--- Data for analysis ---

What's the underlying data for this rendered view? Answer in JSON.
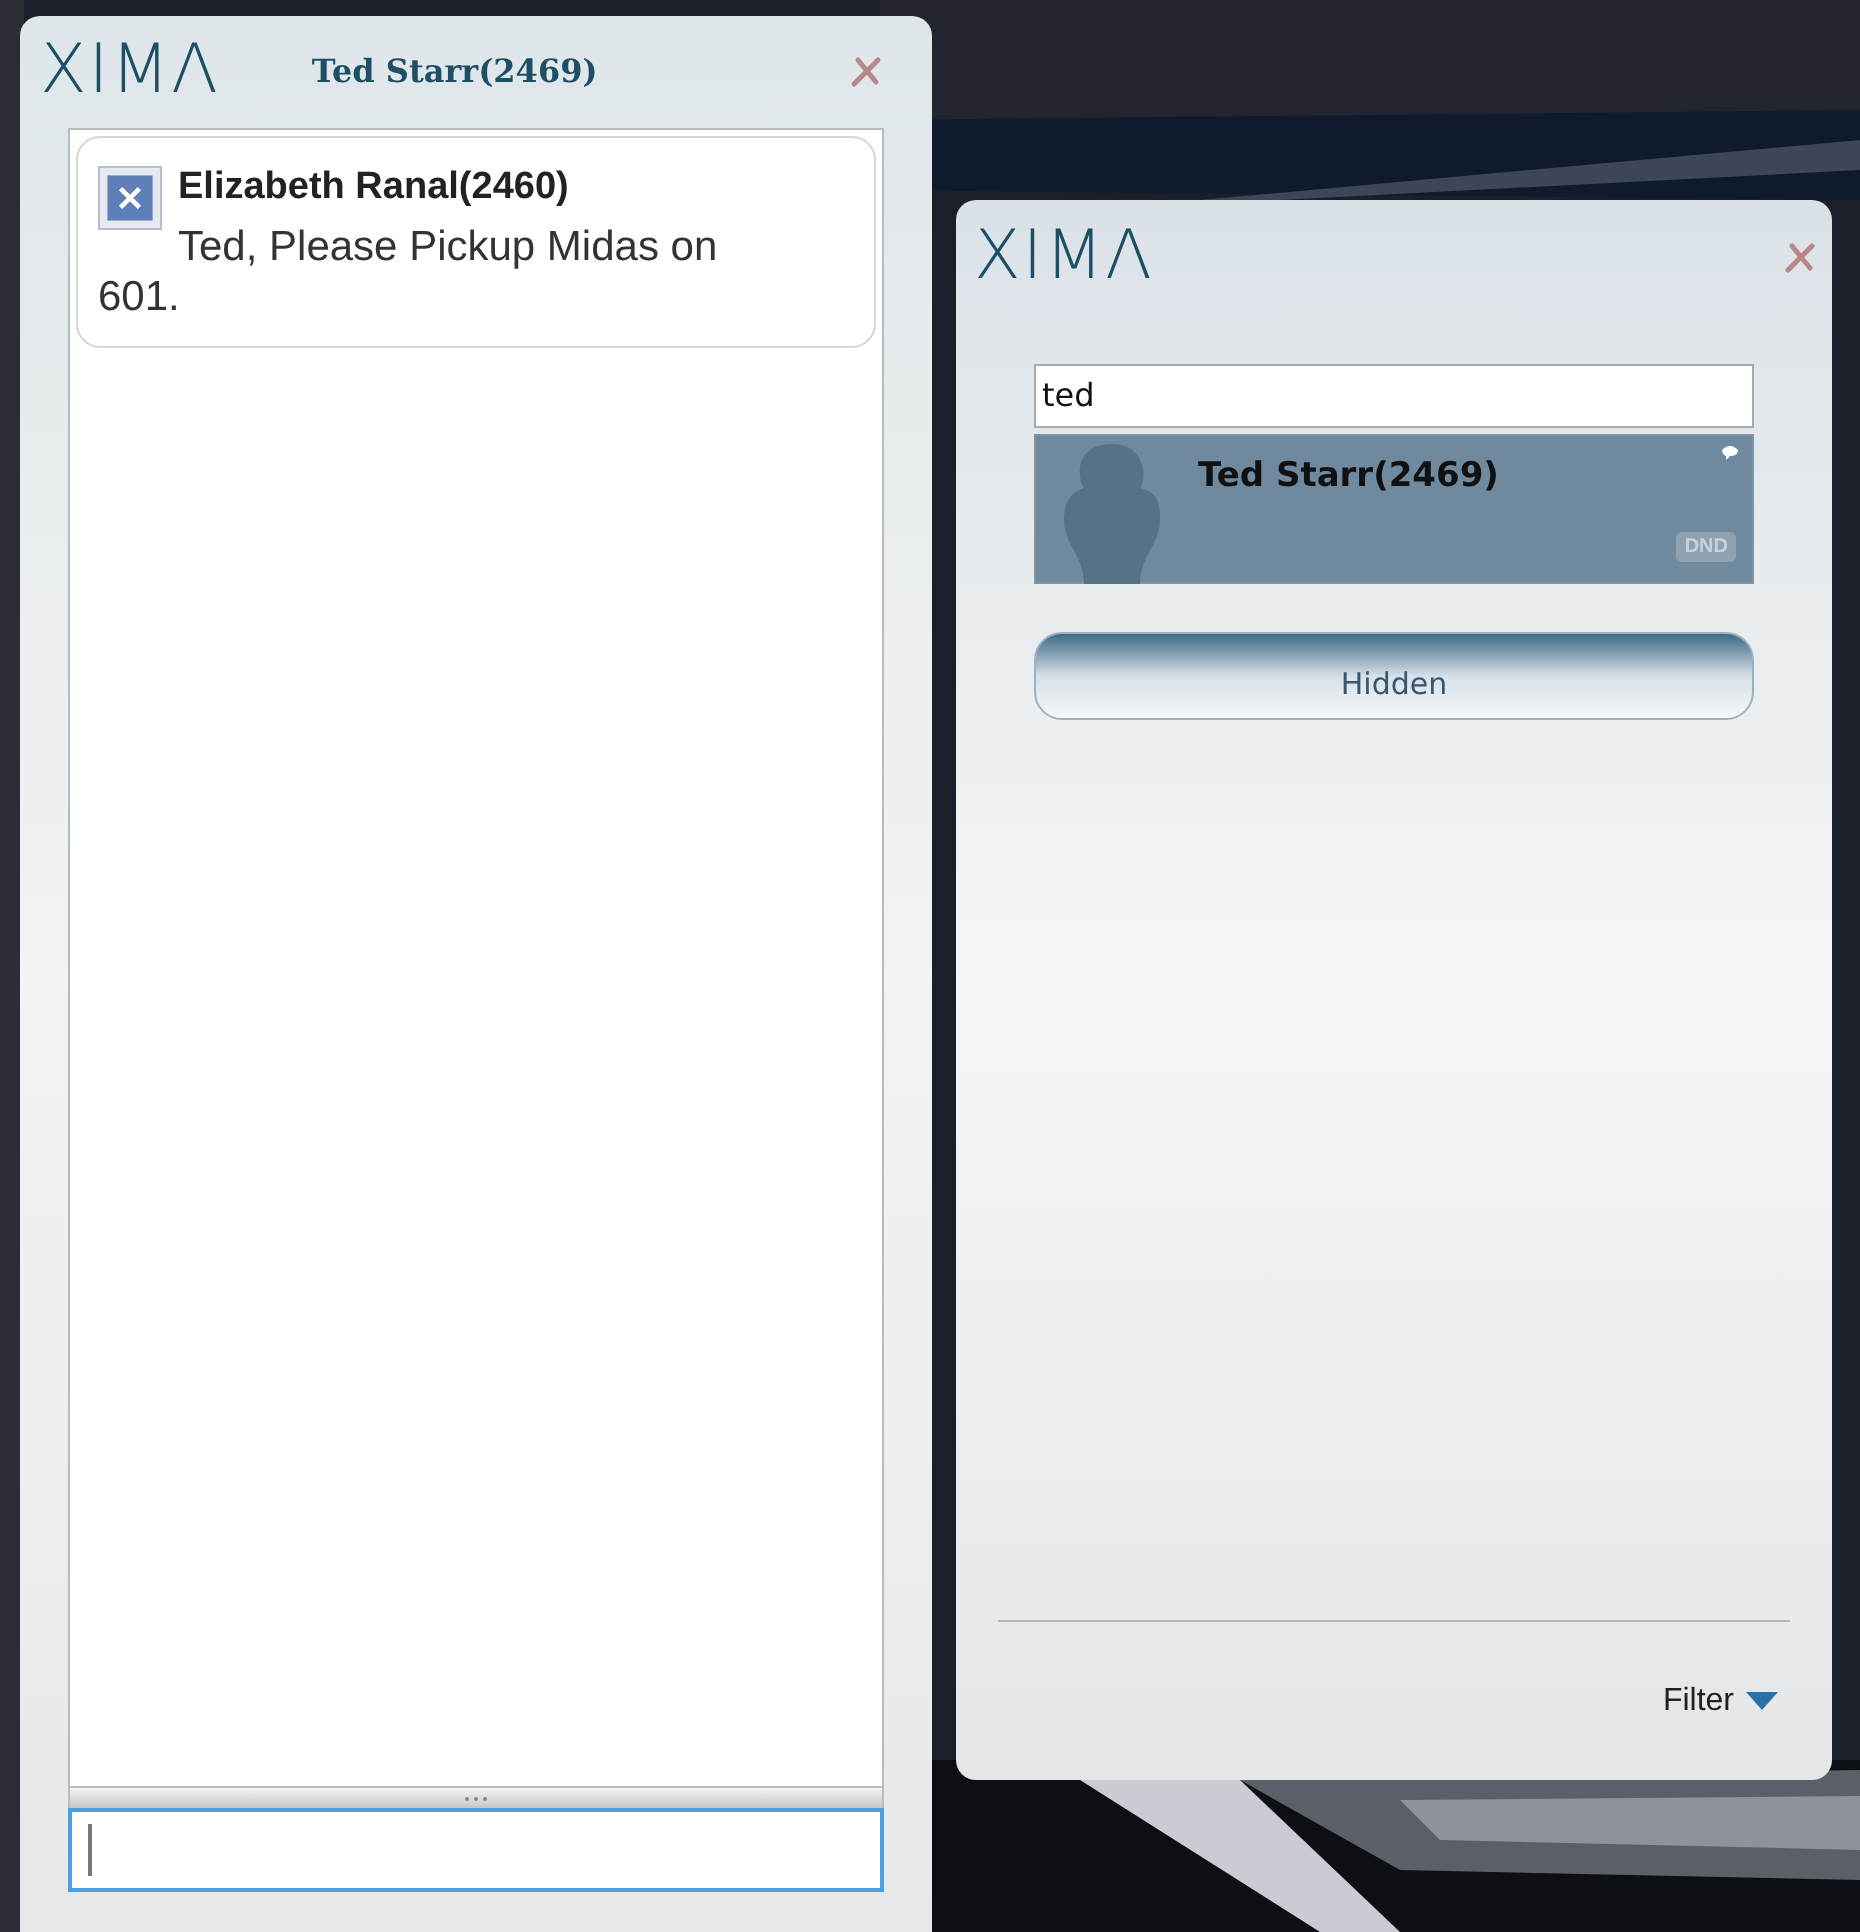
{
  "chat_window": {
    "logo": "XIMΛ",
    "title": "Ted Starr(2469)",
    "messages": [
      {
        "sender": "Elizabeth Ranal(2460)",
        "text": "Ted, Please Pickup Midas on 601."
      }
    ],
    "input": {
      "focused": true
    }
  },
  "contacts_window": {
    "logo": "XIMΛ",
    "search": {
      "value": "ted"
    },
    "contacts": [
      {
        "name": "Ted Starr(2469)",
        "status": "DND",
        "selected": true
      }
    ],
    "group_button": "Hidden",
    "filter": "Filter"
  }
}
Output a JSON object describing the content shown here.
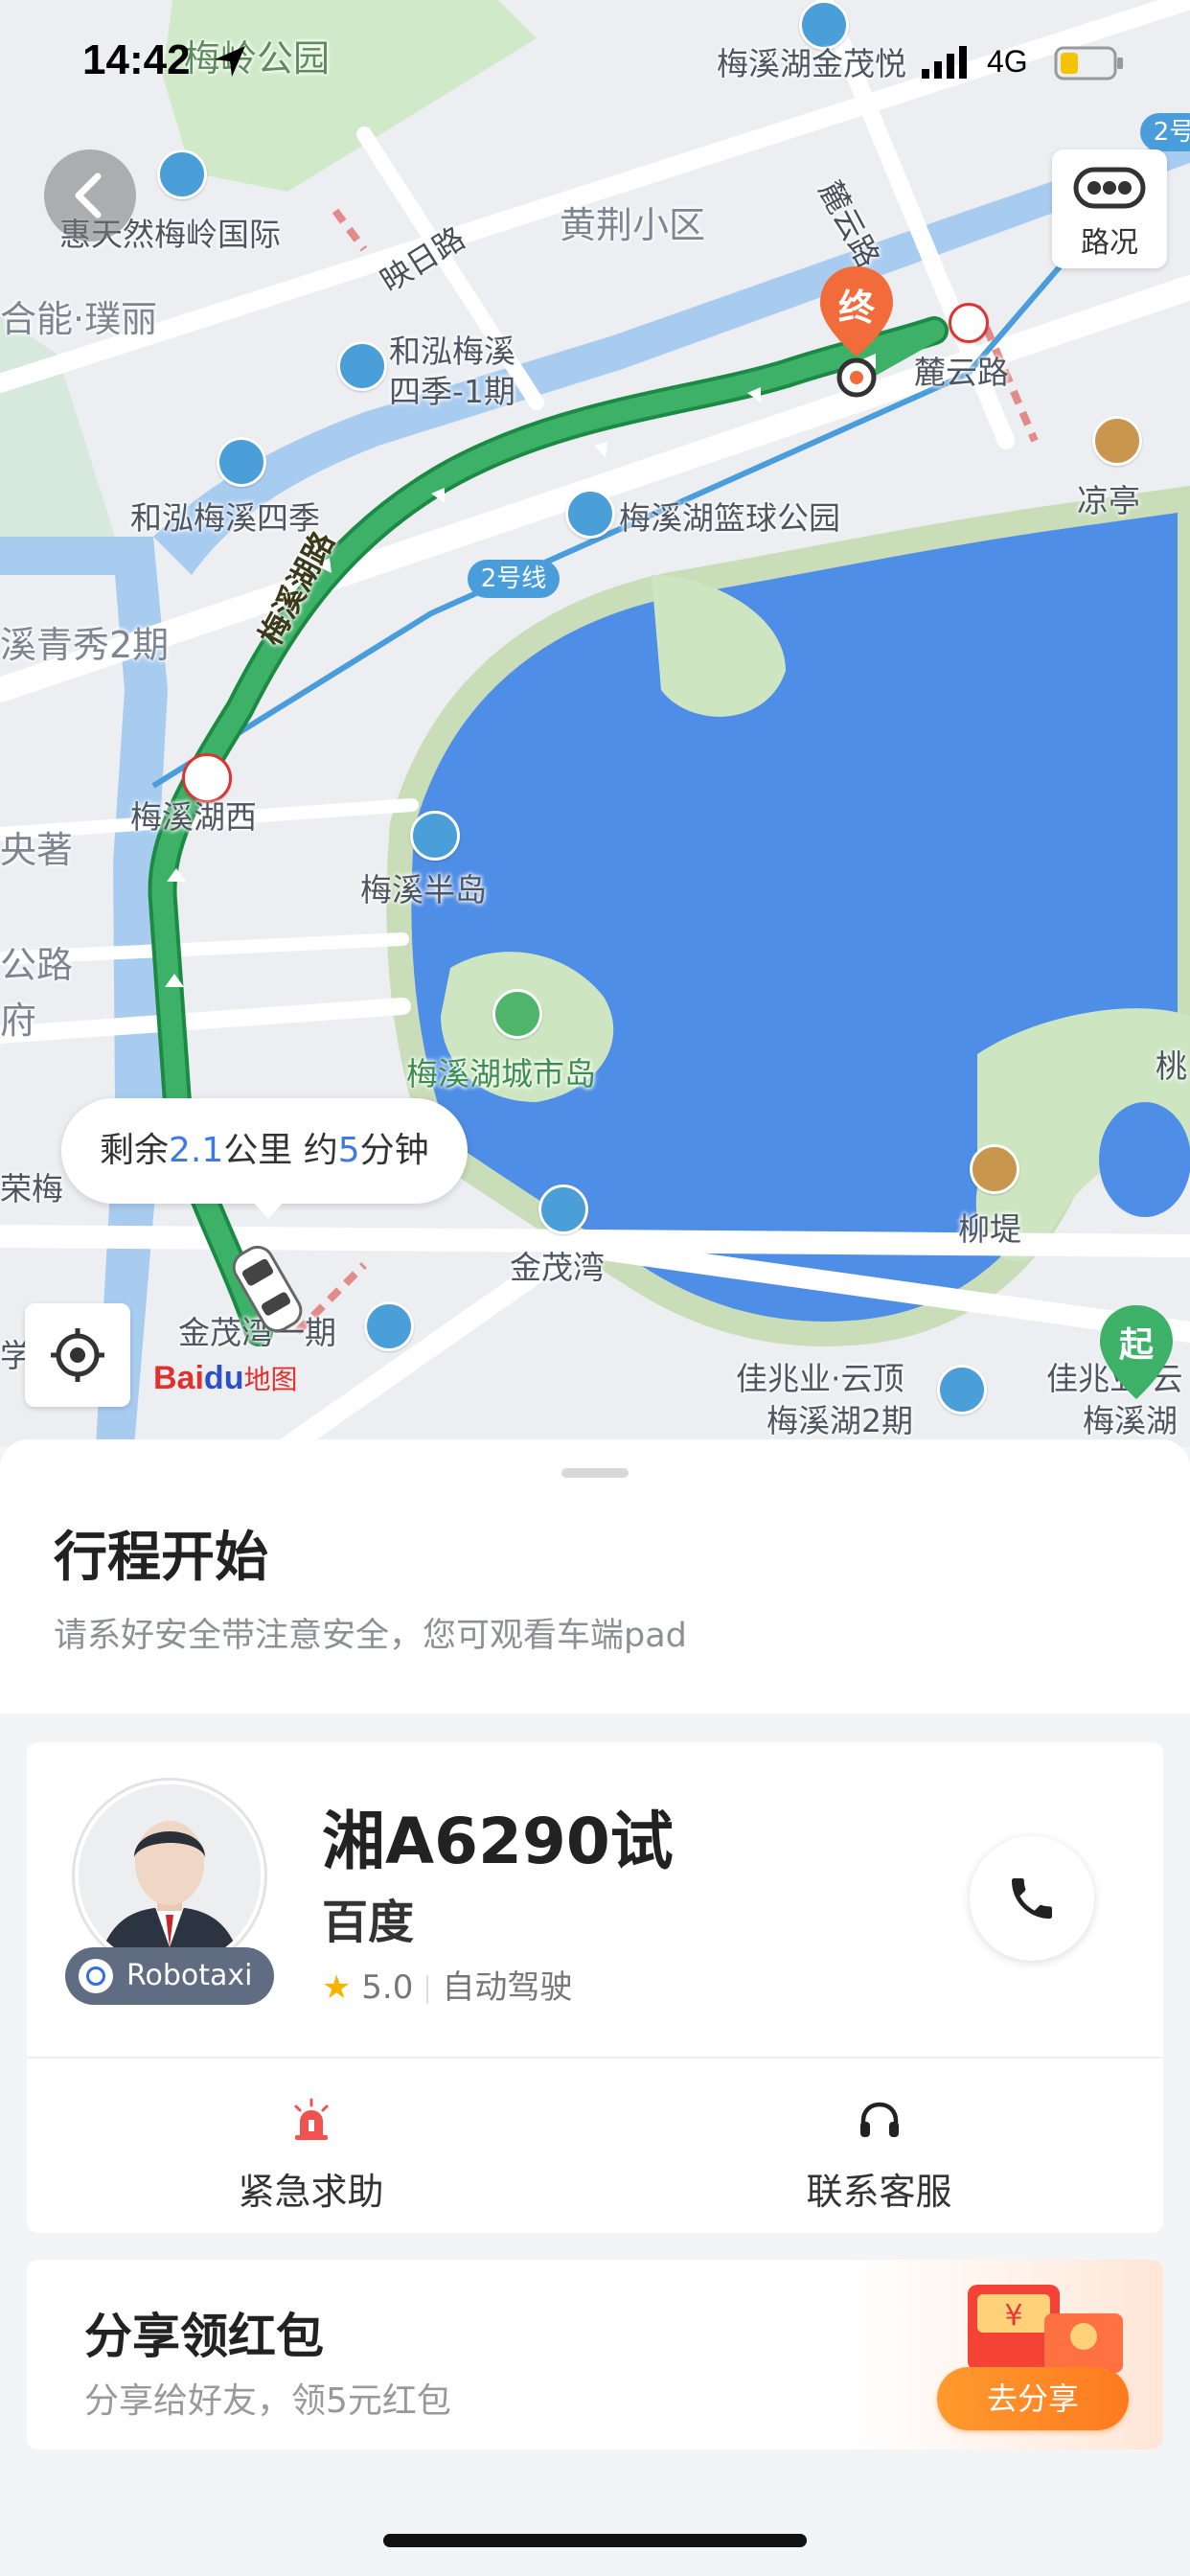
{
  "status_bar": {
    "time": "14:42",
    "network": "4G"
  },
  "map": {
    "traffic_label": "路况",
    "labels": {
      "meiling_park": "梅岭公园",
      "jinmao_yue": "梅溪湖金茂悦",
      "tianran": "惠天然梅岭国际",
      "yingri_road": "映日路",
      "huangjing": "黄荆小区",
      "luyun_road_v": "麓云路",
      "heneng": "合能·璞丽",
      "hehong_1": "和泓梅溪",
      "hehong_1b": "四季-1期",
      "luyun_station": "麓云路",
      "liangting": "凉亭",
      "hehong_4": "和泓梅溪四季",
      "basketball": "梅溪湖篮球公园",
      "line2": "2号线",
      "line2_top": "2号",
      "qingxiu": "溪青秀2期",
      "meixi_road": "梅溪湖路",
      "meixihu_west": "梅溪湖西",
      "bandao": "梅溪半岛",
      "xiaozhu": "央著",
      "lu": "公路",
      "fu": "府",
      "chengshidao": "梅溪湖城市岛",
      "liudi": "柳堤",
      "tao": "桃",
      "rongmei": "荣梅",
      "jinmaowan": "金茂湾",
      "jinmaowan1": "金茂湾一期",
      "jiazhaoye": "佳兆业·云顶",
      "jiazhaoye2": "梅溪湖2期",
      "jiazhaoye_r": "佳兆业·云",
      "jiazhaoye_r2": "梅溪湖",
      "xue": "学",
      "start_marker": "起",
      "end_marker": "终"
    },
    "eta": {
      "prefix": "剩余",
      "distance": "2.1",
      "mid": "公里 约",
      "minutes": "5",
      "suffix": "分钟"
    },
    "logo": {
      "bai": "Bai",
      "du": "du",
      "ditu": "地图"
    }
  },
  "trip": {
    "title": "行程开始",
    "subtitle": "请系好安全带注意安全，您可观看车端pad"
  },
  "driver_card": {
    "badge": "Robotaxi",
    "plate": "湘A6290试",
    "company": "百度",
    "rating": "5.0",
    "tag": "自动驾驶",
    "actions": {
      "emergency": "紧急求助",
      "service": "联系客服"
    }
  },
  "share_card": {
    "title": "分享领红包",
    "subtitle": "分享给好友，领5元红包",
    "button": "去分享"
  },
  "colors": {
    "route": "#3eb168",
    "water": "#4f8ee6",
    "accent": "#3d7be3",
    "share": "#ff8426"
  }
}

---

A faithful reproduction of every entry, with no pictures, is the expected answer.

What's the underlying data for this rendered view? Answer in JSON.
{
  "chat_window": {
    "logo": "XIMΛ",
    "title": "Ted Starr(2469)",
    "messages": [
      {
        "sender": "Elizabeth Ranal(2460)",
        "text": "Ted, Please Pickup Midas on 601."
      }
    ],
    "input": {
      "focused": true
    }
  },
  "contacts_window": {
    "logo": "XIMΛ",
    "search": {
      "value": "ted"
    },
    "contacts": [
      {
        "name": "Ted Starr(2469)",
        "status": "DND",
        "selected": true
      }
    ],
    "group_button": "Hidden",
    "filter": "Filter"
  }
}
Output a JSON object describing the content shown here.
{
  "status_bar": {
    "time": "14:42",
    "network": "4G"
  },
  "map": {
    "traffic_label": "路况",
    "labels": {
      "meiling_park": "梅岭公园",
      "jinmao_yue": "梅溪湖金茂悦",
      "tianran": "惠天然梅岭国际",
      "yingri_road": "映日路",
      "huangjing": "黄荆小区",
      "luyun_road_v": "麓云路",
      "heneng": "合能·璞丽",
      "hehong_1": "和泓梅溪",
      "hehong_1b": "四季-1期",
      "luyun_station": "麓云路",
      "liangting": "凉亭",
      "hehong_4": "和泓梅溪四季",
      "basketball": "梅溪湖篮球公园",
      "line2": "2号线",
      "line2_top": "2号",
      "qingxiu": "溪青秀2期",
      "meixi_road": "梅溪湖路",
      "meixihu_west": "梅溪湖西",
      "bandao": "梅溪半岛",
      "xiaozhu": "央著",
      "lu": "公路",
      "fu": "府",
      "chengshidao": "梅溪湖城市岛",
      "liudi": "柳堤",
      "tao": "桃",
      "rongmei": "荣梅",
      "jinmaowan": "金茂湾",
      "jinmaowan1": "金茂湾一期",
      "jiazhaoye": "佳兆业·云顶",
      "jiazhaoye2": "梅溪湖2期",
      "jiazhaoye_r": "佳兆业·云",
      "jiazhaoye_r2": "梅溪湖",
      "xue": "学",
      "start_marker": "起",
      "end_marker": "终"
    },
    "eta": {
      "prefix": "剩余",
      "distance": "2.1",
      "mid": "公里 约",
      "minutes": "5",
      "suffix": "分钟"
    },
    "logo": {
      "bai": "Bai",
      "du": "du",
      "ditu": "地图"
    }
  },
  "trip": {
    "title": "行程开始",
    "subtitle": "请系好安全带注意安全，您可观看车端pad"
  },
  "driver_card": {
    "badge": "Robotaxi",
    "plate": "湘A6290试",
    "company": "百度",
    "rating": "5.0",
    "tag": "自动驾驶",
    "actions": {
      "emergency": "紧急求助",
      "service": "联系客服"
    }
  },
  "share_card": {
    "title": "分享领红包",
    "subtitle": "分享给好友，领5元红包",
    "button": "去分享"
  },
  "colors": {
    "route": "#3eb168",
    "water": "#4f8ee6",
    "accent": "#3d7be3",
    "share": "#ff8426"
  }
}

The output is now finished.